His partnership with Inigo Jones, the set designer and later royal architect, lasted 20 years, not all of them peaceful by any means. Towards the end of their lives friendship and cooperation gave way to acrimony and insult, but the two of them together were a dream team, creating brilliant courtly masques that were at the time an extravagantly funded and highly respected art form, far more so than the theatre. Jonson complained that the theatre brought him little money compared to masques, which were far more remunerative. Masques, unlike plays, were the high point of artistic endeavour in Renaissance England, requiring a team of a poet, a designer and a choreographer all working together with a budget that often came to 1,000 pounds, a massive sum for an evening’s entertainment. However, Jonson would have been much more constrained by his subject matter in composing courtly masques, as propaganda was the order of the day in the courts of Elizabeth I and James I.
In this regard, Jonson had a side to him that was not unlike some of the two-faced characters in his plays, by day a propagandist pandering to the weaknesses of the monarch, offering flattery and hyperbole to the courts of Elizabeth I and James I and by night unleashing satire or sarcasm on his masters who were his lifeline to financial survival. He did seem to have an irresistible desire to bite the hand that fed him. Jonson was certainly ambivalent about the stage and its low life but he was equally ambivalent about his job as court poet – he took the role of poet very seriously – but here he had a more complex vision of his role, he saw himself as a Virgil to Augustus, an advisor and counsellor to the reigning monarch.
The Tribe of Ben
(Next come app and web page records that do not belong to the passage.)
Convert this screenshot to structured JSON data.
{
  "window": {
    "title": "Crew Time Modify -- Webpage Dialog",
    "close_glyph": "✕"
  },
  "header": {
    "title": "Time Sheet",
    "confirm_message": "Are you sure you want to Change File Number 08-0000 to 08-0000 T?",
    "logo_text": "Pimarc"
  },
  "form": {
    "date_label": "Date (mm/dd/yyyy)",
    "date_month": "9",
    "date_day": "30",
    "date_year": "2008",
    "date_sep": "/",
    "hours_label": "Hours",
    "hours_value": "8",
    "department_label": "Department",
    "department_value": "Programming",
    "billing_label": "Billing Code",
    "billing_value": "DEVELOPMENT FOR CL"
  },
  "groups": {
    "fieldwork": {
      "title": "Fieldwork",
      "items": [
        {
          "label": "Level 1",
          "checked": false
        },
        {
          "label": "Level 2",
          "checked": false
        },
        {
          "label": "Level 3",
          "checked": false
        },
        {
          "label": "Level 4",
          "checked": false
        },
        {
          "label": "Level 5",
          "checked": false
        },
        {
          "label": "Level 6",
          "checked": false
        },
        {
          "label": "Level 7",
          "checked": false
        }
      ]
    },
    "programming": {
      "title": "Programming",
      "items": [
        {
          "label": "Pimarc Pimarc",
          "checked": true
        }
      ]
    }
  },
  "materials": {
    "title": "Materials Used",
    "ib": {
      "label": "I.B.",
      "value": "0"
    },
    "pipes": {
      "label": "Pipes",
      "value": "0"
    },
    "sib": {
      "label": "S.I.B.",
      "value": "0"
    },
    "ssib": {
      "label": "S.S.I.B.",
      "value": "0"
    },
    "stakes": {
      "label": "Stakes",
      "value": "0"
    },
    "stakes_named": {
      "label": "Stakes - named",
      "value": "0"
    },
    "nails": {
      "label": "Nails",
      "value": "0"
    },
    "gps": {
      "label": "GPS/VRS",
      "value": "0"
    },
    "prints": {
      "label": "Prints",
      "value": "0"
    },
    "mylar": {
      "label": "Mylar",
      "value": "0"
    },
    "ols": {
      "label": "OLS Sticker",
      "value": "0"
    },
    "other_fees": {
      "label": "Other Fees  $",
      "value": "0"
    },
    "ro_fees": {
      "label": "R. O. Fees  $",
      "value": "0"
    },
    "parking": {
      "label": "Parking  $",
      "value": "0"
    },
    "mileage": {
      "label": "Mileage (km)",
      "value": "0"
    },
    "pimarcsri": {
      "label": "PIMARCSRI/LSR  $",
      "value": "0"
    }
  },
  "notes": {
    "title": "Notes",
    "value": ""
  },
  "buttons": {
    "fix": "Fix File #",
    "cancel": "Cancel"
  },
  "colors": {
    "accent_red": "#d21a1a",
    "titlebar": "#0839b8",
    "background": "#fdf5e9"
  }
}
Fame meant that acolytes and dear friends began to gather around him in an impromptu club, calling themselves the “Tribe of Ben”, and meeting regularly at a pub in Fleet Street. He had acquired fame in his own lifetime, but he was still restless. At times Jonson’s erratic and unsettled behaviour might appear inconsistent, but living in Jacobean London was a question of survival, of ensuring one’s access to funds and above all patronage. Johnson found himself on more than one occasion on the wrong side of royal and court favour, but never more so when he was associated with the conspirators in the Gunpowder plot. These were unsettled times. Protestants lived in fear of Catholic social unrest and Catholics lived in fear of violent repression at the hands of the Protestants.
His supposed rivalry with Shakespeare is seen by Donaldson as so much bunk. Jonson has for centuries been decried as merely envious of Shakespeare by many Bard scholars, but they neglect the fact that Jonson was a huge admirer of both Shakespeare the dramatist and the man. “For I loved the man, and do honour his memory, on this side of idolatry, as much as any” – here Jonson was referring to the real Shakespeare that he truly knew, well before Bardolatory (coined by GB Shaw) set in. He could criticise Shakespeare, sometimes rightly so, before it became a crime. In reality it was Jonson himself who set the tone for all subsequent Shakespeare scholarship: “He was not of an age, but for all time! And all the Muses still were in their prime, When, like Apollo, he came forth to warm Our ears, or like a Mercury to charm!”
In this debate, Dryden has had the last word, saying that he admired Jonson but loved Shakespeare, as Jonson was England’s Virgil but Shakespeare was its Homer, a distinction that looks set to become orthodoxy.
Ian Donaldson does a remarkable job, giving us a nuanced portrayal of Jonson that is both scholarly and readable. This biography opens up new vistas on a great poet and a remarkable man who was both witty and shrewd, even if at times quite simply unfathomable.